§ TRY IT
Retype the entries below exactly, but begin at the line containing "Serialize everything readable" and end at the last line.
(Beginning of SOURCE DATA)
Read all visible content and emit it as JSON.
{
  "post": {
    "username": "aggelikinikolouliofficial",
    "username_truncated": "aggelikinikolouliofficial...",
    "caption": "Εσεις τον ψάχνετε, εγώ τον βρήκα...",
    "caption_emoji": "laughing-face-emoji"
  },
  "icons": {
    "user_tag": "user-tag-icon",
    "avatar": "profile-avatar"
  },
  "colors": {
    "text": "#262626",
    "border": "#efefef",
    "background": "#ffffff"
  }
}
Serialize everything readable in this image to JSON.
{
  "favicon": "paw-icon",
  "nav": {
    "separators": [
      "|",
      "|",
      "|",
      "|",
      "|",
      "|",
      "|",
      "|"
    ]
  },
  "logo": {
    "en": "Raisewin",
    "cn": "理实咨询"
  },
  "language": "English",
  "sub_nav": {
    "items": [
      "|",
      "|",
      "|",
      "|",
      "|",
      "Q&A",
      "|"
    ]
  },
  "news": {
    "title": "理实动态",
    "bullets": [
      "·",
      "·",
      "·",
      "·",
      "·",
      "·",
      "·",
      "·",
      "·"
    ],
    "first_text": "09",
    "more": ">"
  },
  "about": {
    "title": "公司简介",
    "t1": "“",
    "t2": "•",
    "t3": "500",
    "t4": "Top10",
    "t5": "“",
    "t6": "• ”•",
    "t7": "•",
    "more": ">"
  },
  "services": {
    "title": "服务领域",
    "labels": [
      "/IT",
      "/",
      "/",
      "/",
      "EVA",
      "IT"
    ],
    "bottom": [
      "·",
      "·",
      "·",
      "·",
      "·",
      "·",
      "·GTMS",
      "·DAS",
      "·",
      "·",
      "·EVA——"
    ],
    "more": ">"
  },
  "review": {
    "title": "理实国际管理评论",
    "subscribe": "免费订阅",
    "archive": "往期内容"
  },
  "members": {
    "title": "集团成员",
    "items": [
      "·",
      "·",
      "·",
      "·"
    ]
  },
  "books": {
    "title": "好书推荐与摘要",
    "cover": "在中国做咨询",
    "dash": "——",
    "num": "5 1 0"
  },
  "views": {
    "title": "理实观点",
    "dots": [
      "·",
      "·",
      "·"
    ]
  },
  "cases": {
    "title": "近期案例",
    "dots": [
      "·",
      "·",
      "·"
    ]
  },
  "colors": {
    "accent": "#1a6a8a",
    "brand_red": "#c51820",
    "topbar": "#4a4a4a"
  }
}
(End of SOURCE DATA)
§ TASK RESPONSE
Serialize everything readable in this image to JSON.
{
  "favicon": "paw-icon",
  "nav": {
    "separators": [
      "|",
      "|",
      "|",
      "|",
      "|",
      "|",
      "|",
      "|"
    ]
  },
  "logo": {
    "en": "Raisewin",
    "cn": "理实咨询"
  },
  "language": "English",
  "sub_nav": {
    "items": [
      "|",
      "|",
      "|",
      "|",
      "|",
      "Q&A",
      "|"
    ]
  },
  "news": {
    "title": "理实动态",
    "bullets": [
      "·",
      "·",
      "·",
      "·",
      "·",
      "·",
      "·",
      "·",
      "·"
    ],
    "first_text": "09",
    "more": ">"
  },
  "about": {
    "title": "公司简介",
    "t1": "“",
    "t2": "•",
    "t3": "500",
    "t4": "Top10",
    "t5": "“",
    "t6": "• ”•",
    "t7": "•",
    "more": ">"
  },
  "services": {
    "title": "服务领域",
    "labels": [
      "/IT",
      "/",
      "/",
      "/",
      "EVA",
      "IT"
    ],
    "bottom": [
      "·",
      "·",
      "·",
      "·",
      "·",
      "·",
      "·GTMS",
      "·DAS",
      "·",
      "·",
      "·EVA——"
    ],
    "more": ">"
  },
  "review": {
    "title": "理实国际管理评论",
    "subscribe": "免费订阅",
    "archive": "往期内容"
  },
  "members": {
    "title": "集团成员",
    "items": [
      "·",
      "·",
      "·",
      "·"
    ]
  },
  "books": {
    "title": "好书推荐与摘要",
    "cover": "在中国做咨询",
    "dash": "——",
    "num": "5 1 0"
  },
  "views": {
    "title": "理实观点",
    "dots": [
      "·",
      "·",
      "·"
    ]
  },
  "cases": {
    "title": "近期案例",
    "dots": [
      "·",
      "·",
      "·"
    ]
  },
  "colors": {
    "accent": "#1a6a8a",
    "brand_red": "#c51820",
    "topbar": "#4a4a4a"
  }
}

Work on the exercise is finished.